Germany is set to host a major peace conference on Libya that will seek a stronger commitment from regional actors for a cease-fire in the war-torn country to pave the way for a political solution.
Chancellor Angela Merkel invited leaders from Turkey, Russia, the U.S., China, France, the U.K. and other regional actors to a single-day conference in Berlin on Sunday, amid a fragile cease-fire between Libya’s internationally recognized government and forces loyal to Libyan warlord Khalifa Haftar.
The German government cautioned against high expectations ahead of the conference and underlined that a single meeting could not end the conflict, but would be the beginning of a political process under the auspices of the United Nations.
Merkel’s spokesman Steffen Seibert confirmed on Friday that both Libya’s Prime Minister Fayez al-Sarraj and the eastern-based commander Khalifa Haftar accepted invitations for the conference.
- World leaders to attend
Turkish President Recep Tayyip Erdogan and Russian President Vladimir Putin, who brokered a cease-fire last weekend between the warring parties after months long clashes, already announced that they would attend the conference in Berlin.
French President Emmanuel Macron, British Prime Minister Boris Johnson and Italian Prime Minister Giuseppe Conte also confirmed their attendance.
The U.S. administration announced that Secretary of State Mike Pompeo would travel to Berlin for the conference and would push for a cease-fire and return to UN-facilitated talks for a political solution.
Top officials from Egypt and United Arab Emirates, main supporters of the Libya’s renegade commander Haftar, will also to take part in the conference.
Algeria’s President Abdelmadjid Tebboune, and Republic of Congo’s President Denis Sassou Nguesso, who chairs the African Union's High-Level Committee on Libya, were also invited.
- Germany’s priorities
Ahead of the conference, German Chancellor Merkel urged regional actors to support the cease-fire and respect the UN arms embargo on Libya.
“At the Libya conference, we must achieve above all that the weapons embargo will be implemented […] it was already agreed within the UN framework, but so far not adhered to,” she told a press conference on Thursday.
Haftar’s forces, which received backing from Egypt and the United Arab Emirates, began a major military offensive in April last year to capture Tripoli from the UN-recognized Government of National Accord (GNA), drawing international condemnation.
According to the UN, more than 1,000 people have been killed since the start of the offensive and over 5,000 others injured.
-Fragile cease-fire since Sunday
On Jan. 12, the warring sides of the Libyan conflict announced a cease-fire in response to a joint call by Turkish and Russian leaders.

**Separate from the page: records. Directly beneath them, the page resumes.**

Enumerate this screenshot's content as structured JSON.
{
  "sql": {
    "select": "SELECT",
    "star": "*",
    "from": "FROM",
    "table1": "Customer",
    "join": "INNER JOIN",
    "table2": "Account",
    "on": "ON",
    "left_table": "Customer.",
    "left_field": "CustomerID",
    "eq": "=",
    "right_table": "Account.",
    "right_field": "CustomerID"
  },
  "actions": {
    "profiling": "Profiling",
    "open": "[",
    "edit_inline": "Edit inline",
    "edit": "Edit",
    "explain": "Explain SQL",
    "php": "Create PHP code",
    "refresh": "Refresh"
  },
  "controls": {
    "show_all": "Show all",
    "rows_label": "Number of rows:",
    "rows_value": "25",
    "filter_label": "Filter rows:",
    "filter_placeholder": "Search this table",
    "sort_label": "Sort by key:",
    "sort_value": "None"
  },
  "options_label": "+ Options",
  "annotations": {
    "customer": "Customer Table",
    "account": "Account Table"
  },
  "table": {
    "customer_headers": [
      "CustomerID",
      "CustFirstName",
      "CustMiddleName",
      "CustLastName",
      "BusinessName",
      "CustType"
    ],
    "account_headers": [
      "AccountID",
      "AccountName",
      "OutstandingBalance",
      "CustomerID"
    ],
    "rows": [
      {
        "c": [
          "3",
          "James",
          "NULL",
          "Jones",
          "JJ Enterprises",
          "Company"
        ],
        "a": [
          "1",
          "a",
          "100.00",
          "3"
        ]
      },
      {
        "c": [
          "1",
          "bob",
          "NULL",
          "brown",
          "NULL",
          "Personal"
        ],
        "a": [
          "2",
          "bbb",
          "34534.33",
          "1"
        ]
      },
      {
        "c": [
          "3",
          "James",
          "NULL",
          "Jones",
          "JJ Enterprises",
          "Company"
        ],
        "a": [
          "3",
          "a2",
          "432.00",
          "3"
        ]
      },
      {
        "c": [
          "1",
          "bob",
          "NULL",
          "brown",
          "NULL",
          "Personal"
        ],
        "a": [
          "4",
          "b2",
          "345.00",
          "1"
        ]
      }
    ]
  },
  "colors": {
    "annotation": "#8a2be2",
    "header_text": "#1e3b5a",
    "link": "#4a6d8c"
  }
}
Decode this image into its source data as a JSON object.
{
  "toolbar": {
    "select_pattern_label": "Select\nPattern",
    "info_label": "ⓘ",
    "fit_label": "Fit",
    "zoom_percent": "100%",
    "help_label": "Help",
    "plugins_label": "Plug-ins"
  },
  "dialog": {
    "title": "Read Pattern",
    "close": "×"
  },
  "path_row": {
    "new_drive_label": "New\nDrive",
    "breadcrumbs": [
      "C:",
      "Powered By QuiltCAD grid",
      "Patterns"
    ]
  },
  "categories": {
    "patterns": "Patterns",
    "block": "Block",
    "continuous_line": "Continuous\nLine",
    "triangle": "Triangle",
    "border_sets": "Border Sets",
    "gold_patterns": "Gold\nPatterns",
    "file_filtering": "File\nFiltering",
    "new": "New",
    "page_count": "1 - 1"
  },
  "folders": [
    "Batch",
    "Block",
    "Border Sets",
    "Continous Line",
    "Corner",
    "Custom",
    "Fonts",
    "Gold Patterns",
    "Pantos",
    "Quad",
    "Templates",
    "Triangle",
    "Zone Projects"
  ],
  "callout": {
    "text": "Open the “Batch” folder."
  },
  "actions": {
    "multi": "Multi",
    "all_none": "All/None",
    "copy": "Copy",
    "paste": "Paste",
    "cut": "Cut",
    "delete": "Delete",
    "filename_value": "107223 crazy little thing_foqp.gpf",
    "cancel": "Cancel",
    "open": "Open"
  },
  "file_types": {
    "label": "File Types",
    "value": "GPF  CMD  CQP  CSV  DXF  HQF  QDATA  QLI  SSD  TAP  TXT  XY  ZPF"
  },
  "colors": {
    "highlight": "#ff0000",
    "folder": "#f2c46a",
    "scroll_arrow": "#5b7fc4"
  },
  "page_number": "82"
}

But talks for a permanent cease-fire deal ended without an agreement on Monday after Libyan warlord Khalifa Haftar left Moscow without signing the deal.
Since the ouster of late ruler Muammar Gaddafi in 2011, two seats of power have emerged in Libya: one in eastern Libya supported mainly by Egypt and the UAE, and the other in Tripoli, which enjoys the UN and international recognition.